In the context of this webinar, interoperability is the capability of residential appliances and equipment to interact with other systems, that is to reduce their energy consumption to use the least amount of energy necessary to achieve a task (intelligent efficiency), or respond to changes in electricity supply or demand (demand flexibility). There are important opportunities for digital technologies and data to transform the energy sector, but there are also challenges that need to be managed.
As identified in the IEA 3DEN Digital Toolkit - Towards net-zero: Interoperability of technologies to transform the energy system, there are now more connected devices globally than people. The electrification of heating and transport offers opportunities for increased digital connectivity and reduced carbon emissions. However, a lack of device interoperability could limit the ability of residential equipment to provide demand flexibility to the electricity system, and thus will limit the deployment of renewable energy sources with increased curtailment, or could create grid stability issues caused by unmanaged charging of electric vehicles. To put the global economy on a sustainable pathway towards net-zero emissions by the middle of the century, it is necessary to realise all available means of energy demand reduction available by examining the technologies that are available today, but also to see the role of the technologies of the future to provide flexibility to adapt to increasingly complex decentralised energy systems.
The IEA’s Digital Demand-Driven Electricity Networks (3DEN) Initiative and IEA - 4E TCP Electronic Devices and Networks Annex (EDNA) are co-organising this webinar on the topic of interoperability of household appliances and equipment.

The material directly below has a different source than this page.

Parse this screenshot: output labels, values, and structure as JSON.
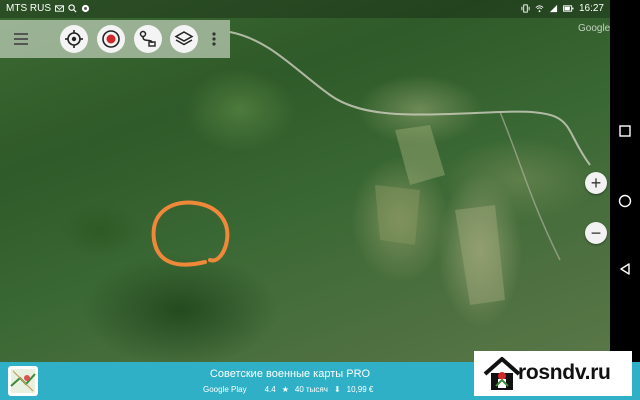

The webinar will draw on the key findings of a report on Interoperability. The report was commissioned by EDNA and authored by Viegand Maagøe. The objective of the report is to gain a better understanding of the issue of (a lack of) device interoperability, and the resultant impact of this on intelligent efficiency and demand flexibility. The report attempts to answer the following questions:
1. What is a suitable definition for interoperability?
2. To what extend does lack of interoperability limit intelligent efficiency and demand flexibility?
3. What are the causes of a lack of interoperability?
4. To what extent do “closed” proprietary device ecosystems limit interoperability?
5. What standardisation efforts are underway and where are the gaps?
6. What are the implications for (government) policy makers?
The webinar will be presented by the authors of the report, Rocío Rodríguez Quintero and Jan Viegand.
Rocío Rodríguez Quintero
Rocío is chief adviser at Viegand Maagøe, an advisory company assisting our clients in green transition and sustainability, now employing 85 experts within energy and resources, products, buildings, manufacturing industry, economics and communication. Rocío is providing technical assistance in policy-making on the field of energy efficiency and sustainability: environmental, technical and economic analysis, modelling, impact assessment, policy recommendations to IEA EDNA, the European Commission and national and regional energy and environmental authorities and organisations. Rocío holds master degrees in chemical engineering, environmental engineering and thermal energy systems. Before the employment at Viegand Maagøe, she worked nine years at the European Commission Joint Research Centre as scientific project officer.
Jan is partner at Viegand Maagøe, and he has 35 years of experiences as an expert and project manager within energy efficiency and sustainability of products, appliances and systems and policy measures to promote them including regulation, labelling, voluntary agreement etc. He is specialized in IT, electronics and office equipment and works broadly with all product groups. Jan works with main European schemes such as EU Ecodesign, EU Energy Labelling, Green Public Procurement, Ecolabel and EU Code of Conduct for the European Commission and for European energy authorities and is expert in policy instruments and policy analysis. He combines technical consultancy with communication activities being a journalist in addition to having a M.Sc. in Engineering in Energy & Economics.
The IEA gratefully acknowledges the Italian Ministry for the Environment and Energy Security for their support for this webinar as part of their contributions to IEA’s Digital Demand Driven Electricity Networks (3DEN) Initiative on power system modernisation and effective utilisation of demand side resources through digitalisation and to the Clean Energy Transitions Programme.